■ **What needs to be done**: From the entries, filter out every line that lacks "teacher" and copy the rest.

■ **Given data**:
____________________

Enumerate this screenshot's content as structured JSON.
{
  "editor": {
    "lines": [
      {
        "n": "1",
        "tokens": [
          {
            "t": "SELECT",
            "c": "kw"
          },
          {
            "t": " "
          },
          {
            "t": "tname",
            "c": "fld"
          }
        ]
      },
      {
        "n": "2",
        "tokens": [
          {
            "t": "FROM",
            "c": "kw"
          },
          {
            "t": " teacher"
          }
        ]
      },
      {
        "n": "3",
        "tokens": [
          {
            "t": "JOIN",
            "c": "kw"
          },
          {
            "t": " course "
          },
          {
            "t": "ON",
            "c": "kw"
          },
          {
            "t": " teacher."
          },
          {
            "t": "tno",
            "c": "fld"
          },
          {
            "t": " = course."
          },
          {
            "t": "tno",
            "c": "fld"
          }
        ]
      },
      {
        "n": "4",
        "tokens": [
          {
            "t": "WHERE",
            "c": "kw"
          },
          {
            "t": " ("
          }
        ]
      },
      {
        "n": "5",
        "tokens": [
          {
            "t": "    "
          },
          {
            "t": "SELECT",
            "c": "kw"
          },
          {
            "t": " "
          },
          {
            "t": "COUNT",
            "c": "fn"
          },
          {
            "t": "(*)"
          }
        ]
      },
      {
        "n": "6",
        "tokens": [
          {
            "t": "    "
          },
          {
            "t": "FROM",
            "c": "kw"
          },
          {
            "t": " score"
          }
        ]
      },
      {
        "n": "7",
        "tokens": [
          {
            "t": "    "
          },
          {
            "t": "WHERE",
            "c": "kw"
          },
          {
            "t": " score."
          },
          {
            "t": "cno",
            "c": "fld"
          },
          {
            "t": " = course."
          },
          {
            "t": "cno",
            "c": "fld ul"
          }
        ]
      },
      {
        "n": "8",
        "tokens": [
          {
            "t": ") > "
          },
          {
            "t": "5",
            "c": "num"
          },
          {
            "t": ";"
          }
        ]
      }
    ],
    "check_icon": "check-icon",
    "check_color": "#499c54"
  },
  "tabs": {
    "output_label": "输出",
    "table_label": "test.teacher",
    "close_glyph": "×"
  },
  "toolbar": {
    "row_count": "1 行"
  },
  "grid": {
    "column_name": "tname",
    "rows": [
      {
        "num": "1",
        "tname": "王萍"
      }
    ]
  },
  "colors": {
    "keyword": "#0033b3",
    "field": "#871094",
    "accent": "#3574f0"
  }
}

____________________

■ **Answer**:
            "t": " teacher"
            "t": " teacher."
    "table_label": "test.teacher",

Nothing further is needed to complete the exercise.